> To do
Reproduce the data below exactly. Skip the pictures.

Component data from apps and pages:
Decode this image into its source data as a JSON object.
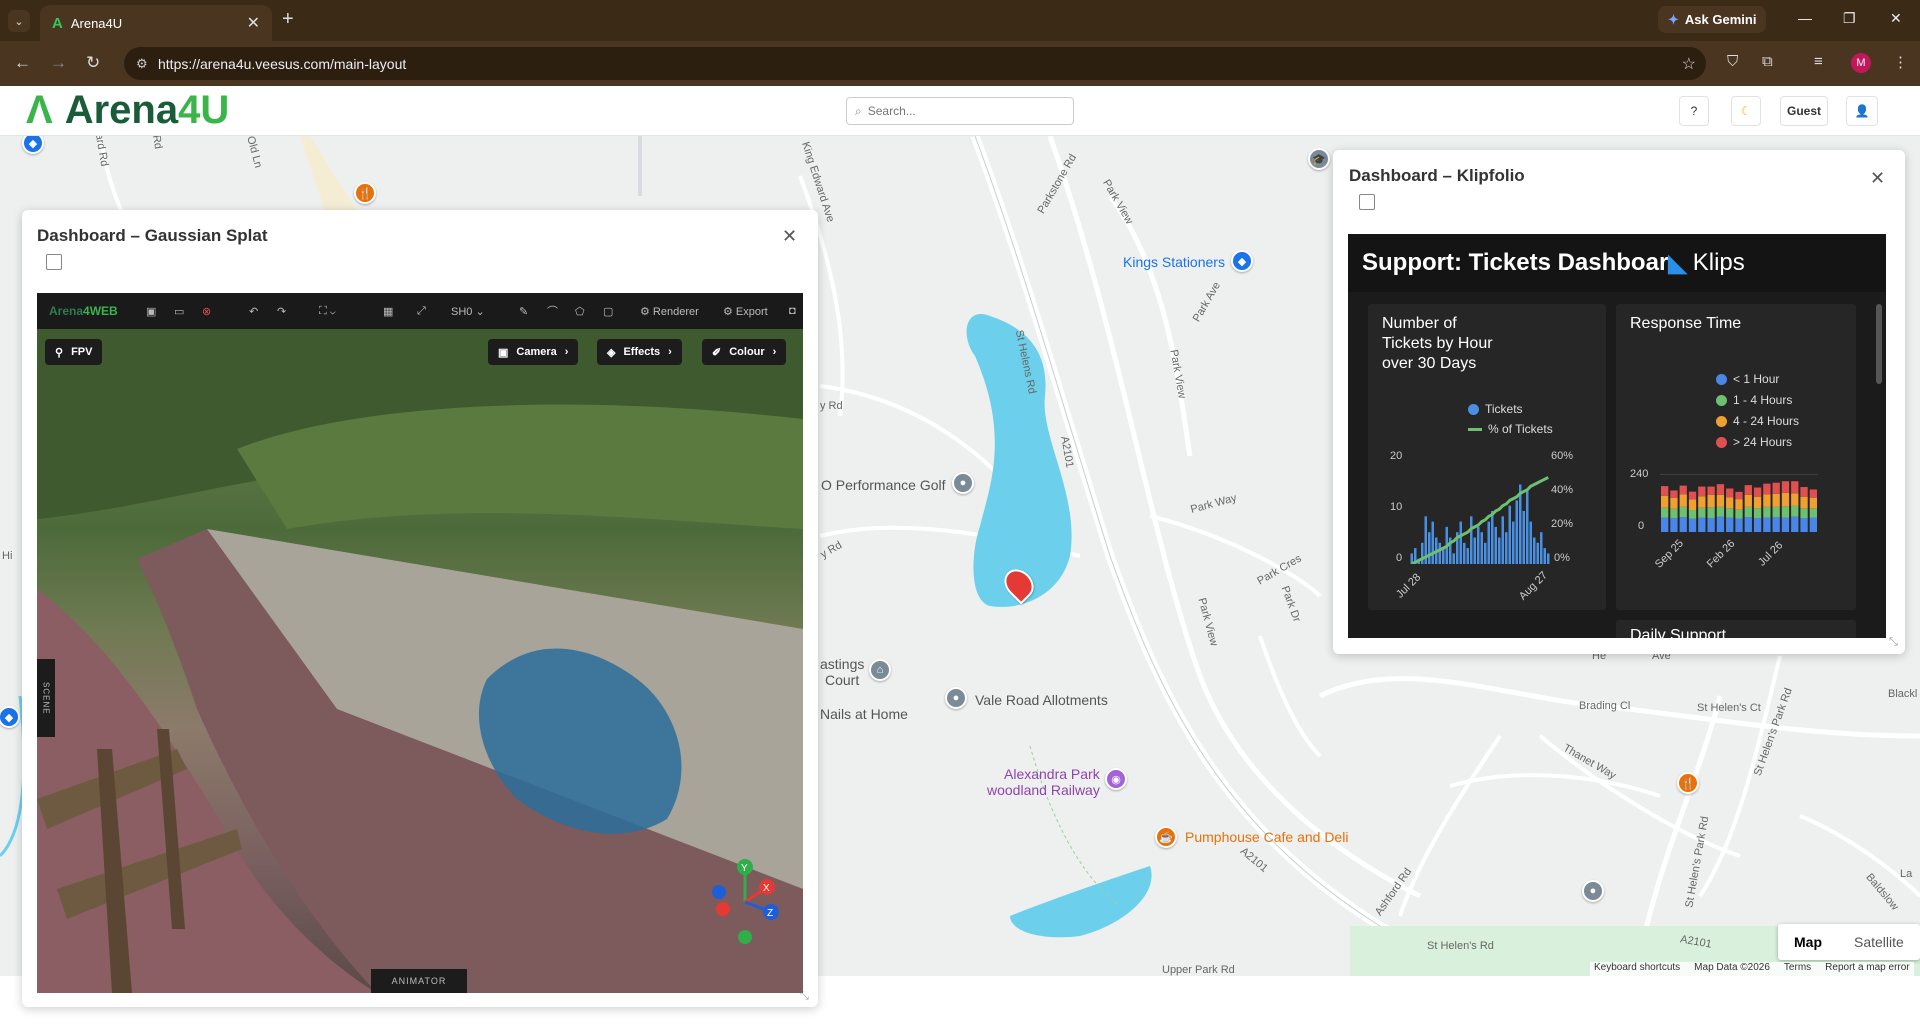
{
  "browser": {
    "tab_title": "Arena4U",
    "url": "https://arena4u.veesus.com/main-layout",
    "gemini_label": "Ask Gemini",
    "profile_initial": "M"
  },
  "header": {
    "logo_text_a": "Arena",
    "logo_text_b": "4U",
    "search_placeholder": "Search...",
    "guest_label": "Guest"
  },
  "map": {
    "labels": {
      "kings_stationers": "Kings Stationers",
      "performance_golf": "O Performance Golf",
      "vale_road": "Vale Road Allotments",
      "nails": "Nails at Home",
      "hastings": "astings",
      "court": "Court",
      "alexandra_1": "Alexandra Park",
      "alexandra_2": "woodland Railway",
      "pumphouse": "Pumphouse Cafe and Deli"
    },
    "roads": {
      "st_helens_rd": "St Helens Rd",
      "parkstone_rd": "Parkstone Rd",
      "king_edward": "King Edward Ave",
      "park_view_1": "Park View",
      "park_view_2": "Park View",
      "park_view_3": "Park View",
      "park_ave": "Park Ave",
      "a2101_1": "A2101",
      "a2101_2": "A2101",
      "a2101_3": "A2101",
      "park_way": "Park Way",
      "park_cres": "Park Cres",
      "park_dr": "Park Dr",
      "brading_cl": "Brading Cl",
      "st_helens_ct": "St Helen's Ct",
      "thanet_way": "Thanet Way",
      "st_helens_park_rd": "St Helen's Park Rd",
      "st_helens_park_rd_2": "St Helen's Park Rd",
      "ashford_rd": "Ashford Rd",
      "st_helens_rd_2": "St Helen's Rd",
      "upper_park_rd": "Upper Park Rd",
      "baldslow": "Baldslow",
      "old_ln": "Old Ln",
      "rd_1": "Rd",
      "rd_2": "ard Rd",
      "rd_3": "y Rd",
      "rd_4": "y Rd",
      "blackl": "Blackl",
      "la": "La",
      "hi": "Hi",
      "hie": "He",
      "ave": "Ave"
    },
    "toggle_map": "Map",
    "toggle_satellite": "Satellite",
    "footer": {
      "shortcuts": "Keyboard shortcuts",
      "data": "Map Data ©2026",
      "terms": "Terms",
      "report": "Report a map error"
    }
  },
  "splat_panel": {
    "title": "Dashboard – Gaussian Splat",
    "toolbar": {
      "logo_a": "Arena",
      "logo_b": "4WEB",
      "sh_label": "SH0",
      "renderer": "Renderer",
      "export": "Export"
    },
    "fpv": "FPV",
    "camera": "Camera",
    "effects": "Effects",
    "colour": "Colour",
    "animator": "ANIMATOR",
    "scene_tab": "SCENE"
  },
  "klip_panel": {
    "title": "Dashboard – Klipfolio",
    "dashboard_title": "Support: Tickets Dashboar",
    "klips_label": "Klips",
    "card1": {
      "title_1": "Number of",
      "title_2": "Tickets by Hour",
      "title_3": "over 30 Days",
      "legend_tickets": "Tickets",
      "legend_pct": "% of Tickets",
      "y_ticks": [
        "20",
        "10",
        "0"
      ],
      "y2_ticks": [
        "60%",
        "40%",
        "20%",
        "0%"
      ],
      "x_ticks": [
        "Jul 28",
        "Aug 27"
      ]
    },
    "card2": {
      "title": "Response Time",
      "legend": [
        "< 1 Hour",
        "1 - 4 Hours",
        "4 - 24 Hours",
        "> 24 Hours"
      ],
      "y_ticks": [
        "240",
        "0"
      ],
      "x_ticks": [
        "Sep 25",
        "Feb 26",
        "Jul 26"
      ]
    },
    "next_card": "Daily Support"
  },
  "colors": {
    "brand_green": "#39b54a",
    "tickets_blue": "#4a90e2",
    "pct_green": "#6cc070",
    "lt1": "#4a86e8",
    "h14": "#6cc070",
    "h424": "#f0a030",
    "gt24": "#e05050"
  },
  "chart_data": [
    {
      "type": "bar",
      "title": "Number of Tickets by Hour over 30 Days",
      "series": [
        {
          "name": "Tickets",
          "values": [
            2,
            3,
            1,
            4,
            9,
            6,
            8,
            5,
            4,
            3,
            7,
            5,
            2,
            6,
            8,
            4,
            3,
            9,
            5,
            7,
            6,
            4,
            8,
            10,
            7,
            5,
            9,
            6,
            11,
            8,
            12,
            15,
            10,
            14,
            8,
            5,
            4,
            6,
            3,
            2
          ]
        },
        {
          "name": "% of Tickets",
          "values": [
            0,
            1,
            2,
            3,
            4,
            5,
            6,
            7,
            8,
            9,
            10,
            12,
            13,
            15,
            16,
            17,
            18,
            20,
            21,
            22,
            24,
            25,
            27,
            28,
            30,
            31,
            33,
            34,
            36,
            37,
            38,
            40,
            41,
            42,
            44,
            45,
            46,
            47,
            48,
            49
          ]
        }
      ],
      "ylim": [
        0,
        20
      ],
      "y2lim": [
        0,
        60
      ],
      "x_ticks": [
        "Jul 28",
        "Aug 27"
      ]
    },
    {
      "type": "bar",
      "title": "Response Time",
      "categories_count": 17,
      "series": [
        {
          "name": "< 1 Hour",
          "values": [
            60,
            58,
            62,
            55,
            60,
            58,
            64,
            60,
            56,
            62,
            58,
            60,
            62,
            60,
            64,
            58,
            60
          ]
        },
        {
          "name": "1 - 4 Hours",
          "values": [
            40,
            38,
            42,
            36,
            40,
            44,
            40,
            38,
            36,
            42,
            40,
            44,
            42,
            46,
            44,
            40,
            38
          ]
        },
        {
          "name": "4 - 24 Hours",
          "values": [
            50,
            46,
            52,
            44,
            48,
            52,
            50,
            46,
            44,
            50,
            48,
            52,
            54,
            56,
            52,
            48,
            44
          ]
        },
        {
          "name": "> 24 Hours",
          "values": [
            40,
            30,
            36,
            32,
            40,
            34,
            44,
            36,
            30,
            40,
            38,
            44,
            46,
            48,
            50,
            40,
            34
          ]
        }
      ],
      "ylim": [
        0,
        240
      ],
      "x_ticks": [
        "Sep 25",
        "Feb 26",
        "Jul 26"
      ]
    }
  ]
}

> Completed task
Decode this image into its source data as a JSON object.
{
  "browser": {
    "tab_title": "Arena4U",
    "url": "https://arena4u.veesus.com/main-layout",
    "gemini_label": "Ask Gemini",
    "profile_initial": "M"
  },
  "header": {
    "logo_text_a": "Arena",
    "logo_text_b": "4U",
    "search_placeholder": "Search...",
    "guest_label": "Guest"
  },
  "map": {
    "labels": {
      "kings_stationers": "Kings Stationers",
      "performance_golf": "O Performance Golf",
      "vale_road": "Vale Road Allotments",
      "nails": "Nails at Home",
      "hastings": "astings",
      "court": "Court",
      "alexandra_1": "Alexandra Park",
      "alexandra_2": "woodland Railway",
      "pumphouse": "Pumphouse Cafe and Deli"
    },
    "roads": {
      "st_helens_rd": "St Helens Rd",
      "parkstone_rd": "Parkstone Rd",
      "king_edward": "King Edward Ave",
      "park_view_1": "Park View",
      "park_view_2": "Park View",
      "park_view_3": "Park View",
      "park_ave": "Park Ave",
      "a2101_1": "A2101",
      "a2101_2": "A2101",
      "a2101_3": "A2101",
      "park_way": "Park Way",
      "park_cres": "Park Cres",
      "park_dr": "Park Dr",
      "brading_cl": "Brading Cl",
      "st_helens_ct": "St Helen's Ct",
      "thanet_way": "Thanet Way",
      "st_helens_park_rd": "St Helen's Park Rd",
      "st_helens_park_rd_2": "St Helen's Park Rd",
      "ashford_rd": "Ashford Rd",
      "st_helens_rd_2": "St Helen's Rd",
      "upper_park_rd": "Upper Park Rd",
      "baldslow": "Baldslow",
      "old_ln": "Old Ln",
      "rd_1": "Rd",
      "rd_2": "ard Rd",
      "rd_3": "y Rd",
      "rd_4": "y Rd",
      "blackl": "Blackl",
      "la": "La",
      "hi": "Hi",
      "hie": "He",
      "ave": "Ave"
    },
    "toggle_map": "Map",
    "toggle_satellite": "Satellite",
    "footer": {
      "shortcuts": "Keyboard shortcuts",
      "data": "Map Data ©2026",
      "terms": "Terms",
      "report": "Report a map error"
    }
  },
  "splat_panel": {
    "title": "Dashboard – Gaussian Splat",
    "toolbar": {
      "logo_a": "Arena",
      "logo_b": "4WEB",
      "sh_label": "SH0",
      "renderer": "Renderer",
      "export": "Export"
    },
    "fpv": "FPV",
    "camera": "Camera",
    "effects": "Effects",
    "colour": "Colour",
    "animator": "ANIMATOR",
    "scene_tab": "SCENE"
  },
  "klip_panel": {
    "title": "Dashboard – Klipfolio",
    "dashboard_title": "Support: Tickets Dashboar",
    "klips_label": "Klips",
    "card1": {
      "title_1": "Number of",
      "title_2": "Tickets by Hour",
      "title_3": "over 30 Days",
      "legend_tickets": "Tickets",
      "legend_pct": "% of Tickets",
      "y_ticks": [
        "20",
        "10",
        "0"
      ],
      "y2_ticks": [
        "60%",
        "40%",
        "20%",
        "0%"
      ],
      "x_ticks": [
        "Jul 28",
        "Aug 27"
      ]
    },
    "card2": {
      "title": "Response Time",
      "legend": [
        "< 1 Hour",
        "1 - 4 Hours",
        "4 - 24 Hours",
        "> 24 Hours"
      ],
      "y_ticks": [
        "240",
        "0"
      ],
      "x_ticks": [
        "Sep 25",
        "Feb 26",
        "Jul 26"
      ]
    },
    "next_card": "Daily Support"
  },
  "colors": {
    "brand_green": "#39b54a",
    "tickets_blue": "#4a90e2",
    "pct_green": "#6cc070",
    "lt1": "#4a86e8",
    "h14": "#6cc070",
    "h424": "#f0a030",
    "gt24": "#e05050"
  },
  "chart_data": [
    {
      "type": "bar",
      "title": "Number of Tickets by Hour over 30 Days",
      "series": [
        {
          "name": "Tickets",
          "values": [
            2,
            3,
            1,
            4,
            9,
            6,
            8,
            5,
            4,
            3,
            7,
            5,
            2,
            6,
            8,
            4,
            3,
            9,
            5,
            7,
            6,
            4,
            8,
            10,
            7,
            5,
            9,
            6,
            11,
            8,
            12,
            15,
            10,
            14,
            8,
            5,
            4,
            6,
            3,
            2
          ]
        },
        {
          "name": "% of Tickets",
          "values": [
            0,
            1,
            2,
            3,
            4,
            5,
            6,
            7,
            8,
            9,
            10,
            12,
            13,
            15,
            16,
            17,
            18,
            20,
            21,
            22,
            24,
            25,
            27,
            28,
            30,
            31,
            33,
            34,
            36,
            37,
            38,
            40,
            41,
            42,
            44,
            45,
            46,
            47,
            48,
            49
          ]
        }
      ],
      "ylim": [
        0,
        20
      ],
      "y2lim": [
        0,
        60
      ],
      "x_ticks": [
        "Jul 28",
        "Aug 27"
      ]
    },
    {
      "type": "bar",
      "title": "Response Time",
      "categories_count": 17,
      "series": [
        {
          "name": "< 1 Hour",
          "values": [
            60,
            58,
            62,
            55,
            60,
            58,
            64,
            60,
            56,
            62,
            58,
            60,
            62,
            60,
            64,
            58,
            60
          ]
        },
        {
          "name": "1 - 4 Hours",
          "values": [
            40,
            38,
            42,
            36,
            40,
            44,
            40,
            38,
            36,
            42,
            40,
            44,
            42,
            46,
            44,
            40,
            38
          ]
        },
        {
          "name": "4 - 24 Hours",
          "values": [
            50,
            46,
            52,
            44,
            48,
            52,
            50,
            46,
            44,
            50,
            48,
            52,
            54,
            56,
            52,
            48,
            44
          ]
        },
        {
          "name": "> 24 Hours",
          "values": [
            40,
            30,
            36,
            32,
            40,
            34,
            44,
            36,
            30,
            40,
            38,
            44,
            46,
            48,
            50,
            40,
            34
          ]
        }
      ],
      "ylim": [
        0,
        240
      ],
      "x_ticks": [
        "Sep 25",
        "Feb 26",
        "Jul 26"
      ]
    }
  ]
}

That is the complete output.